Our liturgists seem to find particular meaning in Malchizedek’s insertion of God into this somewhat strange episode. The Amidah, established by the Rabbis as the central prayer in our liturgy, opens with a blessing that uses Abraham and his story as an exemplar of divine protection and might. In fact, the liturgists insert the epithet used by Malchizedek (and by him alone!) of אל עליון (eil elyon) into the first blessing of the Amidah, and conclude that blessing by praising God who shields Abraham, מגן אברהם (magein Avraham). These allusions to our text are striking and explicit. Of all the examples of God’s might and protection in the Bible, the liturgists elect Abram and this peculiar scene devoid of mention of God as their exemplar of God’s loving shield over Israel.
What can we make of this strange scene and its prominent role in our liturgy? Of central importance, God’s omnipresent shield presents powerful and comforting imagery. Not only did God protect Abram, according to Malchizedek, but God protected Abram as Abram tried making a judicious and righteous decision to redeem his kin from danger and war. Perhaps God felt that He could trust Abram’s judgment and provide implicit backing for the decisions and actions of His chosen partner, and perhaps Abram already understood this connection and felt empowered by God to navigate a complex situation.
I believe that the Bible and the siddur would praise the approach and work of Camp Ramah counselors and staff. Abraham’s story shows what an ideal relationship between God and human looks like, backed by trust and constant support. At Ramah, our madrichim (“counselors”) develop deep relationships with their chanichim (“campers”), and they build communal spaces in which everyone has room to express themselves and feel safe. From our structured programs and activities to the more casual and informal moments of the day, madrichim are attentive and present. As chanichim return to camp summer after summer and develop confidence and skills through the Ramah experience, our staff learns how to let their chanichim lead by example, channel their best judgment, and learn how to recover from mishaps.

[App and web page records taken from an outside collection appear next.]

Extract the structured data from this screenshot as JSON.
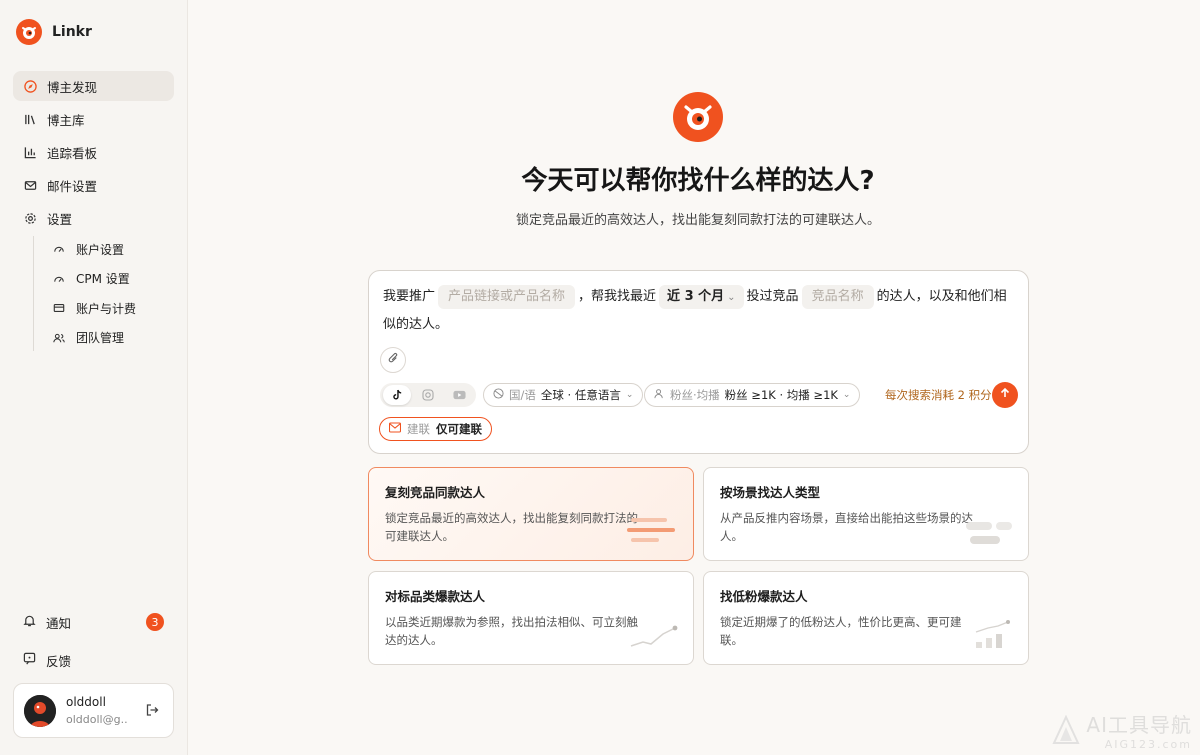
{
  "brand": {
    "name": "Linkr"
  },
  "nav": {
    "discover": "博主发现",
    "library": "博主库",
    "tracking": "追踪看板",
    "email": "邮件设置",
    "settings": "设置",
    "sub": {
      "account": "账户设置",
      "cpm": "CPM 设置",
      "billing": "账户与计费",
      "team": "团队管理"
    }
  },
  "bottom": {
    "notifications": "通知",
    "notification_count": "3",
    "feedback": "反馈"
  },
  "user": {
    "name": "olddoll",
    "email": "olddoll@g..."
  },
  "hero": {
    "title": "今天可以帮你找什么样的达人?",
    "subtitle": "锁定竞品最近的高效达人，找出能复刻同款打法的可建联达人。"
  },
  "composer": {
    "part1": "我要推广",
    "product_placeholder": "产品链接或产品名称",
    "part2": "，帮我找最近",
    "period": "近 3 个月",
    "part3": "投过竞品",
    "competitor_placeholder": "竞品名称",
    "part4": "的达人，以及和他们相似的达人。",
    "region_key": "国/语",
    "region_value": "全球 · 任意语言",
    "fans_key": "粉丝·均播",
    "fans_value": "粉丝 ≥1K · 均播 ≥1K",
    "cost": "每次搜索消耗 2 积分",
    "contact_key": "建联",
    "contact_value": "仅可建联"
  },
  "cards": [
    {
      "title": "复刻竞品同款达人",
      "desc": "锁定竞品最近的高效达人，找出能复刻同款打法的可建联达人。"
    },
    {
      "title": "按场景找达人类型",
      "desc": "从产品反推内容场景，直接给出能拍这些场景的达人。"
    },
    {
      "title": "对标品类爆款达人",
      "desc": "以品类近期爆款为参照，找出拍法相似、可立刻触达的达人。"
    },
    {
      "title": "找低粉爆款达人",
      "desc": "锁定近期爆了的低粉达人，性价比更高、更可建联。"
    }
  ],
  "watermark": {
    "line1": "AI工具导航",
    "line2": "AIG123.com"
  },
  "colors": {
    "accent": "#f0521f",
    "cost_text": "#b0661d"
  },
  "icons": [
    "compass-icon",
    "library-icon",
    "bar-chart-icon",
    "mail-icon",
    "gear-icon",
    "gauge-icon",
    "card-icon",
    "users-icon",
    "bell-icon",
    "feedback-icon",
    "logout-icon",
    "paperclip-icon",
    "tiktok-icon",
    "instagram-icon",
    "youtube-icon",
    "globe-icon",
    "user-icon",
    "arrow-up-icon"
  ]
}
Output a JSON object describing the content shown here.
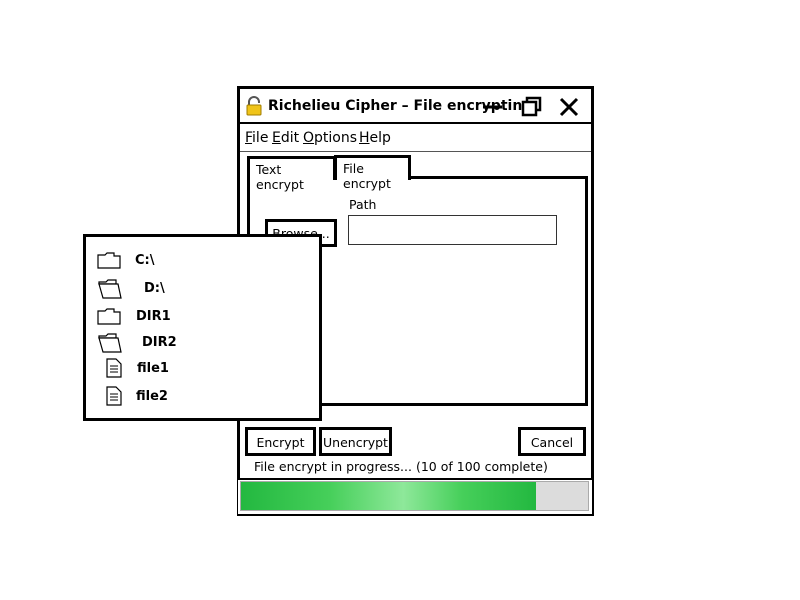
{
  "window": {
    "title": "Richelieu Cipher – File encrypting",
    "icon": "padlock-icon",
    "accent_color": "#f0c419"
  },
  "menu": {
    "items": [
      {
        "accel": "F",
        "rest": "ile"
      },
      {
        "accel": "E",
        "rest": "dit"
      },
      {
        "accel": "O",
        "rest": "ptions"
      },
      {
        "accel": "H",
        "rest": "elp"
      }
    ]
  },
  "tabs": [
    {
      "label": "Text encrypt",
      "active": false
    },
    {
      "label": "File encrypt",
      "active": true
    }
  ],
  "file_tab": {
    "browse_label": "Browse...",
    "path_label": "Path",
    "path_value": ""
  },
  "tree": {
    "items": [
      {
        "label": "C:\\",
        "icon": "folder-icon"
      },
      {
        "label": "D:\\",
        "icon": "folder-open-icon"
      },
      {
        "label": "DIR1",
        "icon": "folder-icon"
      },
      {
        "label": "DIR2",
        "icon": "folder-open-icon"
      },
      {
        "label": "file1",
        "icon": "file-icon"
      },
      {
        "label": "file2",
        "icon": "file-icon"
      }
    ]
  },
  "actions": {
    "encrypt_label": "Encrypt",
    "unencrypt_label": "Unencrypt",
    "cancel_label": "Cancel"
  },
  "status": {
    "text": "File encrypt in progress...",
    "count": "(10 of 100 complete)"
  },
  "progress": {
    "bar_fill_fraction": 0.85,
    "color": "#2fbf45"
  }
}
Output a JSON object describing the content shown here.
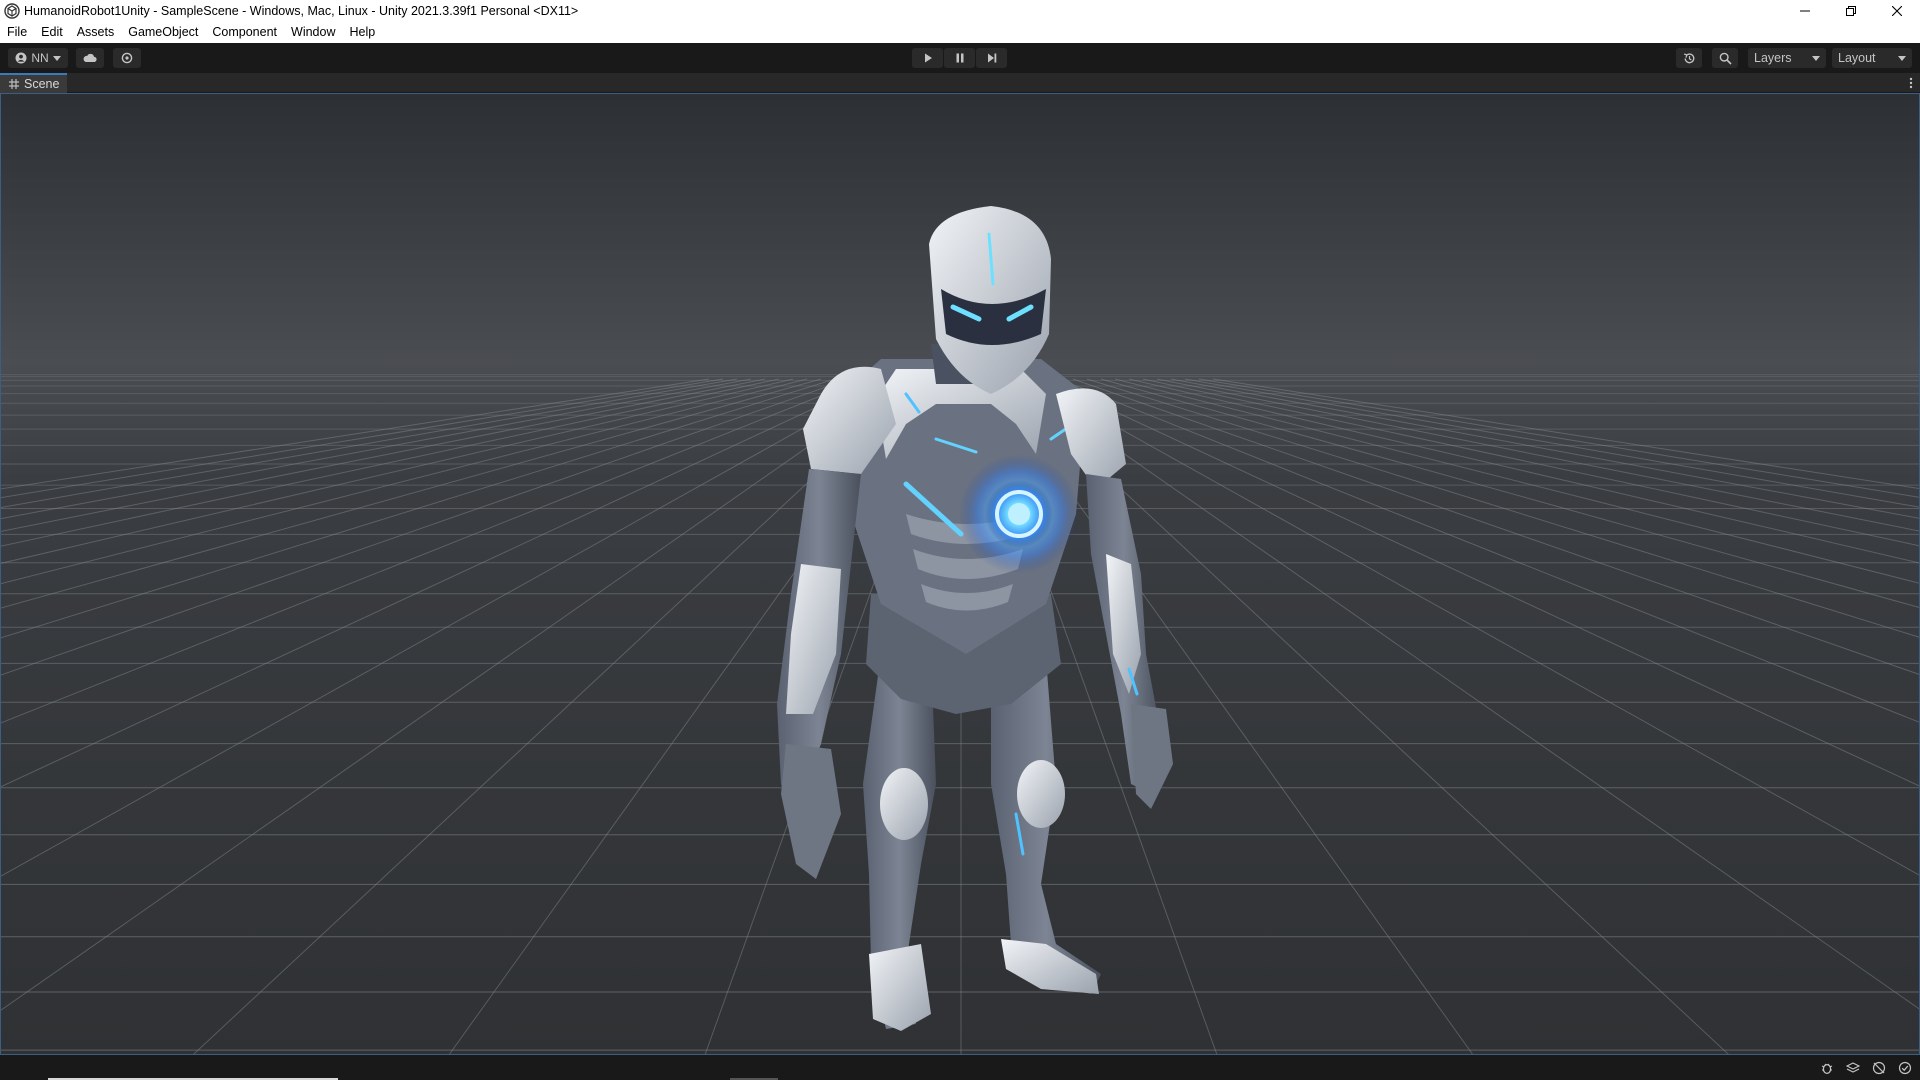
{
  "window": {
    "title": "HumanoidRobot1Unity - SampleScene - Windows, Mac, Linux - Unity 2021.3.39f1 Personal <DX11>",
    "icon": "unity-logo-icon"
  },
  "menu": {
    "items": [
      "File",
      "Edit",
      "Assets",
      "GameObject",
      "Component",
      "Window",
      "Help"
    ]
  },
  "toolbar": {
    "account_label": "NN",
    "layers_label": "Layers",
    "layout_label": "Layout"
  },
  "scene": {
    "tab_label": "Scene"
  },
  "colors": {
    "accent": "#3a79bb",
    "robot_glow": "#4fc3ff",
    "background": "#191919"
  }
}
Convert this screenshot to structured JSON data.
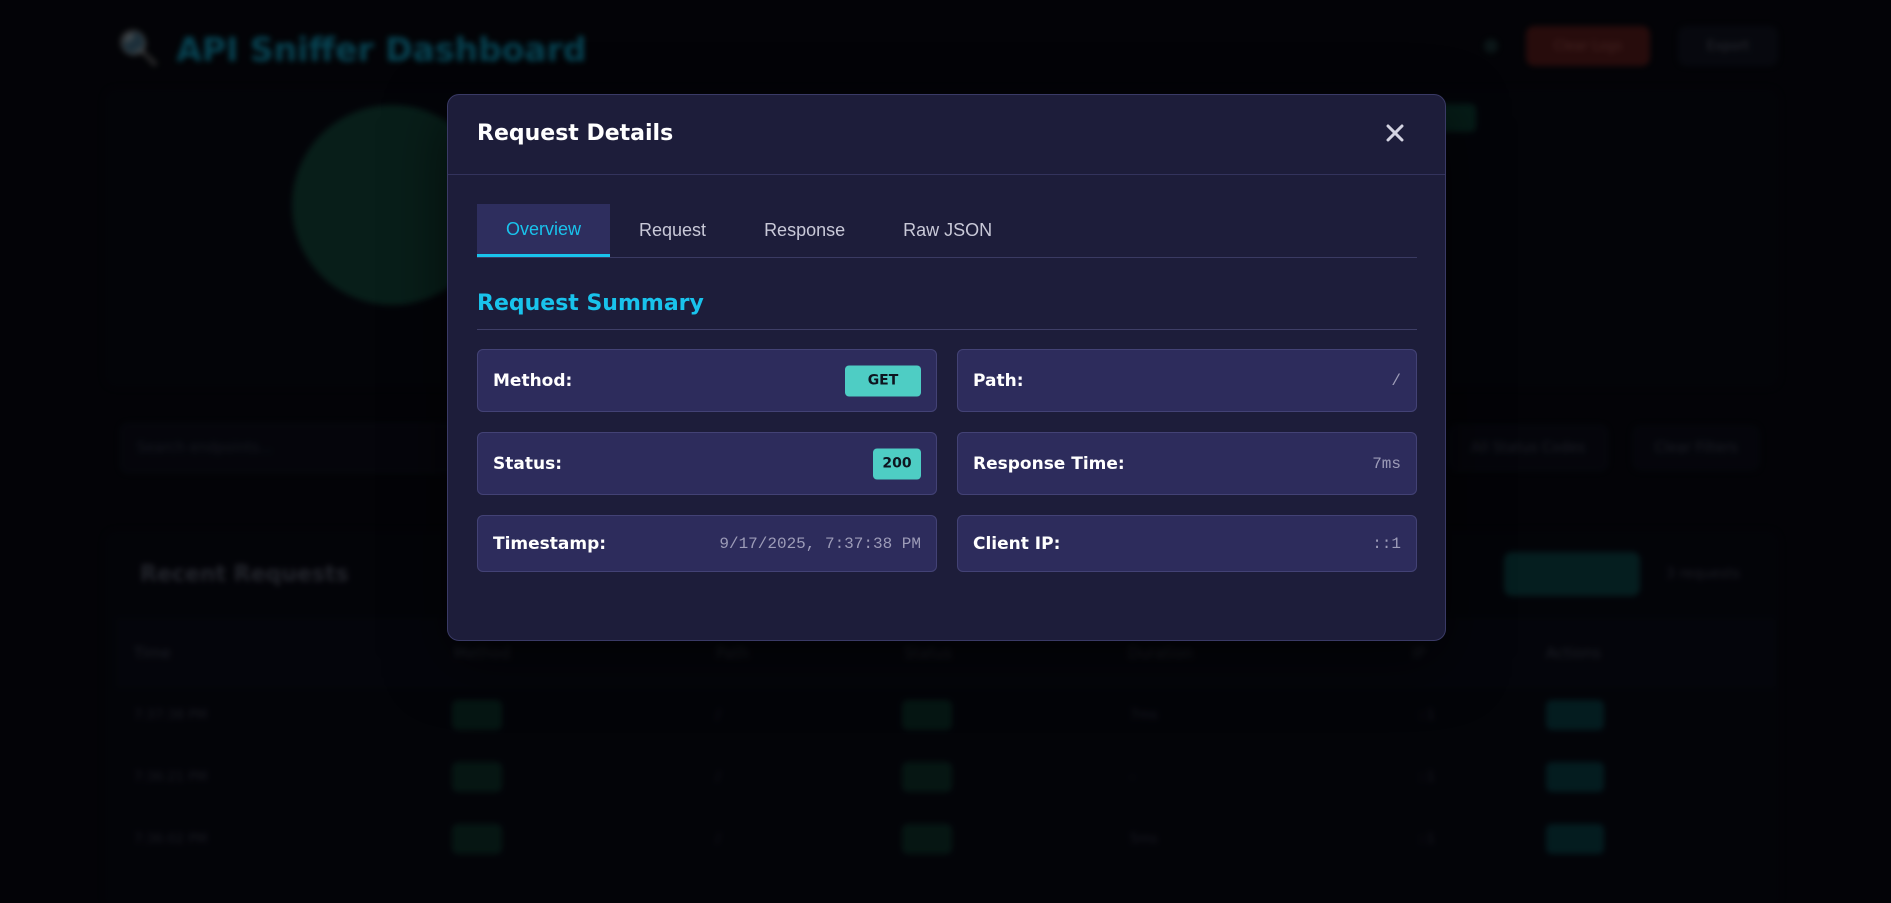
{
  "background": {
    "logo_icon": "magnifier-icon",
    "title": "API Sniffer Dashboard",
    "header_buttons": [
      "Clear Logs",
      "Export"
    ],
    "search_placeholder": "Search endpoints...",
    "filter_select": "All Status Codes",
    "clear_filters": "Clear Filters",
    "requests_title": "Recent Requests",
    "requests_count": "3 requests",
    "table_headers": [
      "Time",
      "Method",
      "Path",
      "Status",
      "Duration",
      "IP",
      "Actions"
    ],
    "rows": [
      {
        "time": "7:37:38 PM",
        "path": "/",
        "duration": "7ms",
        "ip": "::1"
      },
      {
        "time": "7:36:21 PM",
        "path": "/",
        "duration": "-",
        "ip": "::1"
      },
      {
        "time": "7:36:02 PM",
        "path": "/",
        "duration": "5ms",
        "ip": "::1"
      }
    ]
  },
  "modal": {
    "title": "Request Details",
    "close_icon": "close-icon",
    "tabs": [
      {
        "label": "Overview",
        "active": true
      },
      {
        "label": "Request",
        "active": false
      },
      {
        "label": "Response",
        "active": false
      },
      {
        "label": "Raw JSON",
        "active": false
      }
    ],
    "section_title": "Request Summary",
    "fields": {
      "method": {
        "label": "Method:",
        "value": "GET"
      },
      "path": {
        "label": "Path:",
        "value": "/"
      },
      "status": {
        "label": "Status:",
        "value": "200"
      },
      "response_time": {
        "label": "Response Time:",
        "value": "7ms"
      },
      "timestamp": {
        "label": "Timestamp:",
        "value": "9/17/2025, 7:37:38 PM"
      },
      "client_ip": {
        "label": "Client IP:",
        "value": "::1"
      }
    }
  },
  "colors": {
    "accent": "#19c3ec",
    "badge": "#4ecdc4",
    "modal_bg": "#1d1d3a",
    "card_bg": "#2d2c5c"
  }
}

At camp, our community is aspirational. As our campers develop their leadership capacities over the years, madrichim entrust them with the choice to create respectful and powerful experiences for themselves and for their peers. While trial and error sometimes accompanies the progress, our madrichim and broader staff never abandon the process; in fact, they work even harder to encourage reflection, improvement, and independence. God’s covenant with Abram is eternal and unconditional, and so is Ramah’s commitment to the growth and success of all of its campers.